The 36 State Governors under the aegis of the Nigeria Governors’ Forum (NGF), has accused the Central Bank of Nigeria (CBN) of presently pursuing what they described as a currency confiscation programme and not the currency exchange policy, adding that the apex bank did not take into consideration the increase in the size of the country’s nominal Gross Domestic Product (GDP).
According to a Communique signed on Saturday, February 11, 2023 at the end of the meeting by the NGF Chairman and Governor of Sokoto State, Aminu Tambuwal, the Governors condemned the CBN over the currency redesign policy and scarcity of Naira notes as they have directed their Attorneys General to review the suit at the Supreme Court with a view to consolidating the legal reliefs pursued by States.

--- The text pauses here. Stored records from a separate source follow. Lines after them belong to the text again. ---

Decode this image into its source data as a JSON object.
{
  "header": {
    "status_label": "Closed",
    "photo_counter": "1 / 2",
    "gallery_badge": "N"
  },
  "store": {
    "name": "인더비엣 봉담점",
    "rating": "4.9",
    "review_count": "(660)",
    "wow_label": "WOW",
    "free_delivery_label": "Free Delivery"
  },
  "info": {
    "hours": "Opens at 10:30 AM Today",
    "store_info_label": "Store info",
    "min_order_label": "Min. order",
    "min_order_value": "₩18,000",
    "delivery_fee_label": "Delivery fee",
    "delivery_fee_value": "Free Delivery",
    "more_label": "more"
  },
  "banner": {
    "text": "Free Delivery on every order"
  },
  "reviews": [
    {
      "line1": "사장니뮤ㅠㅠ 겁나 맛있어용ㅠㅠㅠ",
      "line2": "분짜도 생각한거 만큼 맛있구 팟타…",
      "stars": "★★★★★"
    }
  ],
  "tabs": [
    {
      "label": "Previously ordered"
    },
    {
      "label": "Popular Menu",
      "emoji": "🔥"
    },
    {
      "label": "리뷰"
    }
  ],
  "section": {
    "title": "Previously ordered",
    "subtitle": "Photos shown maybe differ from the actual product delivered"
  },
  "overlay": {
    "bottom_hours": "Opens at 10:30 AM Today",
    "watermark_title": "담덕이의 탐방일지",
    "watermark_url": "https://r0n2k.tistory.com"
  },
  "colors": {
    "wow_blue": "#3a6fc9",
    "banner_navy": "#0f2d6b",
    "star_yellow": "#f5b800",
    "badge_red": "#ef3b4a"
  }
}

Rising from its 3rd meeting, the Governors said that the Federal Government and the CBN should as a matter of urgency respect the Rule of Law and listen to the voice of reason expressed by Nigerians and several other stakeholders including the Council of State.
The Governors said that the action has become imperative before the damage to the nation’s economy becomes too great to fix by the next administration, warning that if the policy continues, Nigeria as a country runs the risk of a CBN-induced recession.
The statement reads in part, “We, members of the Nigeria Governors’ Forum (NGF), at our meeting today discussed critical issues of national interest and resolved as follows:
“First, we express our sympathies and support for Nigerians who are experiencing great difficulties under the current CBN Naira re-design and cash withdrawal restrictions policy. We feel your pain and we are determined to employ all legitimate channels to ease the situation.
“It has become necessary to make a distinction between the Central Bank of Nigeria (CBN) Naira redesign policy backed by Section 20 (3) of the CBN Act, 2007 and the aspirational policy of going cashless, both of which are mutually exclusive at this time.
“It is our considered view that what the CBN is at present pursuing is a currency confiscation programme, not the currency exchange policy envisaged under S20(3) of the CBN Act, 2007.
“Currency confiscation in the sense that the liquidity provided to the general public is grossly insufficient due to the restrictions placed on the amount that can be withdrawn regardless of the amount deposited.”